[Input data]

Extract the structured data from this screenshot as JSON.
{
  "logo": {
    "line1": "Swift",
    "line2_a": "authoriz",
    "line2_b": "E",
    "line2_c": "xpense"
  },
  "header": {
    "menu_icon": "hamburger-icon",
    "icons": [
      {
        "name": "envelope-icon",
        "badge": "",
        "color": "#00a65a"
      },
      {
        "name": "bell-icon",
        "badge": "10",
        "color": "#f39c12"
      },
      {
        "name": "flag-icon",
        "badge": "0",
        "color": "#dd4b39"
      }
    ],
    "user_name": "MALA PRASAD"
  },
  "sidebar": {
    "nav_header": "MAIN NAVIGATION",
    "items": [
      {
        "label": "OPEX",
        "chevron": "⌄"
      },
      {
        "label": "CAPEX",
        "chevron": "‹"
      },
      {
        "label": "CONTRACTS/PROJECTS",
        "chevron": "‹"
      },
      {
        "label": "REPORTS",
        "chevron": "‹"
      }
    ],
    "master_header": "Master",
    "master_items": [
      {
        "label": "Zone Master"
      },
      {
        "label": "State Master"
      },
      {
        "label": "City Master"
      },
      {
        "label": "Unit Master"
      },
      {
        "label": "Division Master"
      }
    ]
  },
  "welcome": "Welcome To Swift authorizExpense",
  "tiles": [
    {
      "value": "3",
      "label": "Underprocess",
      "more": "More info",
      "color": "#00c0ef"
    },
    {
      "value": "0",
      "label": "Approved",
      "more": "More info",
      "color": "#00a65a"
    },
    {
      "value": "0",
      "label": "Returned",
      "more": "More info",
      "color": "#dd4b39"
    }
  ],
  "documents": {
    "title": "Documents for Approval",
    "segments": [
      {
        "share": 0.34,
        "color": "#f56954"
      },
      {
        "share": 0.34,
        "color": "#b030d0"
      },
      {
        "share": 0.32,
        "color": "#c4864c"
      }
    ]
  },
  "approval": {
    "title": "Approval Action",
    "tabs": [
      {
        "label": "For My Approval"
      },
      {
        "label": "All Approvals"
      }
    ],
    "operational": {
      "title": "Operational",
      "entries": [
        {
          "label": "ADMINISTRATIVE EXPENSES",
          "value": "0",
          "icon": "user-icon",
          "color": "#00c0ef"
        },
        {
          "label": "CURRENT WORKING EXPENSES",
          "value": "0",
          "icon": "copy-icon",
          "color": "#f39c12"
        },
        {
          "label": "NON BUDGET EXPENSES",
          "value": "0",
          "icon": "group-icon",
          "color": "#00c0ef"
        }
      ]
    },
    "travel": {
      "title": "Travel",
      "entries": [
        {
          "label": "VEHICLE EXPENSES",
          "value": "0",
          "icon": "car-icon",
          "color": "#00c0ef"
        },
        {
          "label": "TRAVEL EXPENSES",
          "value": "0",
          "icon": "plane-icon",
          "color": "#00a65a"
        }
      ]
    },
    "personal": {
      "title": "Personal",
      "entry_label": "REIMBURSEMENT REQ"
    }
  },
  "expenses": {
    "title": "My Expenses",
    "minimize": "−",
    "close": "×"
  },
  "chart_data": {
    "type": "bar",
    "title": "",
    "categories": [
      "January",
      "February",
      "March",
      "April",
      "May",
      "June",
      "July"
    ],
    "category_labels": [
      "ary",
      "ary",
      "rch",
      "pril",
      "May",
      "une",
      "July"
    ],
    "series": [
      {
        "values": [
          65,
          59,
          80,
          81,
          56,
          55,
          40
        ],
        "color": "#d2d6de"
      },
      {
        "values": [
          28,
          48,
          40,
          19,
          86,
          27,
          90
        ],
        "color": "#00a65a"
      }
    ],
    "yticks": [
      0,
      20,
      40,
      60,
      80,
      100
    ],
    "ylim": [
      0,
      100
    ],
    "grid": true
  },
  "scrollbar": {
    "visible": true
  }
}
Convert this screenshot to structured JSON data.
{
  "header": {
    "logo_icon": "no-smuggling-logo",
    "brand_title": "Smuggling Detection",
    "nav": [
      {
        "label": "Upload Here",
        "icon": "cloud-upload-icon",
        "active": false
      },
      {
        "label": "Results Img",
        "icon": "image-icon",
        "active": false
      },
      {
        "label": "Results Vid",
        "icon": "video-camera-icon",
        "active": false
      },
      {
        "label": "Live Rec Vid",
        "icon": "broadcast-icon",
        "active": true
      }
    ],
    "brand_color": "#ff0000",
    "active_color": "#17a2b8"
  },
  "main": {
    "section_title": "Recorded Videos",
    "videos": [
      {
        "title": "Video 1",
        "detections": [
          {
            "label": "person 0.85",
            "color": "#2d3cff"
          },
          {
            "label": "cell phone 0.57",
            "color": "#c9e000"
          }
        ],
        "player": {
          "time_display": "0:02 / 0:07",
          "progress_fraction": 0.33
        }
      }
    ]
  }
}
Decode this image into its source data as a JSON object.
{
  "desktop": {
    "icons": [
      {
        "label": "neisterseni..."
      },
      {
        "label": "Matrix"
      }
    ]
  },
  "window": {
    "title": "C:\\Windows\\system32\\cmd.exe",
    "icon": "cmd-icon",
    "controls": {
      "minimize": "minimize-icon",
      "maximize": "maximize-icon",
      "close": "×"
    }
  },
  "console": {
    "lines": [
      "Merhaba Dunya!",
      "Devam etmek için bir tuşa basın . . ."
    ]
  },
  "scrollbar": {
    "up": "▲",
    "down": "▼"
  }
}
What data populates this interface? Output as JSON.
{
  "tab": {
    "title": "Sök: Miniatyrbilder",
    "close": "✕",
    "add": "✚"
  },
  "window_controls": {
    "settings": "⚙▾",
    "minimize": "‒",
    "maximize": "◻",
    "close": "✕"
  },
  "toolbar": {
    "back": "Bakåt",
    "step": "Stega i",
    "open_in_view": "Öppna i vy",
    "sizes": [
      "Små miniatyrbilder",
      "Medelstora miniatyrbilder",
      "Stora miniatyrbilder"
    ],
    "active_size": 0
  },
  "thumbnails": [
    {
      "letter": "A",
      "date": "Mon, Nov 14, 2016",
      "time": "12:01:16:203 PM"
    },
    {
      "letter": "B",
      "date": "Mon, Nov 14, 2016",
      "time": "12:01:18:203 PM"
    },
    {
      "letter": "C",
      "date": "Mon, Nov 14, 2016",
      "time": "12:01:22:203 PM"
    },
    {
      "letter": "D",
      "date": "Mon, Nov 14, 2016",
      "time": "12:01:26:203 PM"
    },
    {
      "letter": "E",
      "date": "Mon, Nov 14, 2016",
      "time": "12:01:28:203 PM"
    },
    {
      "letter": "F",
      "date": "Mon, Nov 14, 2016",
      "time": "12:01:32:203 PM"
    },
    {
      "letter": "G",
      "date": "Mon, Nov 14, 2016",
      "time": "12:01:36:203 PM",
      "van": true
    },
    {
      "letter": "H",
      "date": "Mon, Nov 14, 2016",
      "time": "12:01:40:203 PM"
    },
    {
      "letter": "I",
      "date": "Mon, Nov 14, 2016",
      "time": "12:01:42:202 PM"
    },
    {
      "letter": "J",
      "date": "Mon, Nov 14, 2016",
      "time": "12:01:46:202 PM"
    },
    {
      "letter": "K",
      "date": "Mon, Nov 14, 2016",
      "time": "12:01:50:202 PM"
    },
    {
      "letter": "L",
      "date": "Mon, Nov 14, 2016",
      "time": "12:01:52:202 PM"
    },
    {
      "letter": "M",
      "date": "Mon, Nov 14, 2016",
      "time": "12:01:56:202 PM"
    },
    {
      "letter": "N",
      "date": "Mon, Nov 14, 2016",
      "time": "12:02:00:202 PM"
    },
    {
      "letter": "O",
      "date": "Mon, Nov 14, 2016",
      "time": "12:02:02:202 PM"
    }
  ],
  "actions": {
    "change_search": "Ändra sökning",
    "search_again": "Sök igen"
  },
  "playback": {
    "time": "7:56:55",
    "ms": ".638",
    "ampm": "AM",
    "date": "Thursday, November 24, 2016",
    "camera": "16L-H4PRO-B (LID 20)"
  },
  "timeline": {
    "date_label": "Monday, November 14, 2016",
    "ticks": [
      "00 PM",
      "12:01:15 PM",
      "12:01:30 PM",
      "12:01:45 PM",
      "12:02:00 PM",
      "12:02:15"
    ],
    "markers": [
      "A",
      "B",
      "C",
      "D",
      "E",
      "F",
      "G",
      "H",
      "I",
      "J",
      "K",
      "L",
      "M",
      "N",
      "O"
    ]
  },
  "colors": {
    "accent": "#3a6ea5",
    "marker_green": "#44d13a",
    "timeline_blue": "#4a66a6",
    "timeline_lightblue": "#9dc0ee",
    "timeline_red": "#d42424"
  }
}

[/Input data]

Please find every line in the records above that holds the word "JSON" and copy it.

Extract the structured data from this screenshot as JSON.
Convert this screenshot to structured JSON data.
Decode this image into its source data as a JSON object.
What data populates this interface? Output as JSON.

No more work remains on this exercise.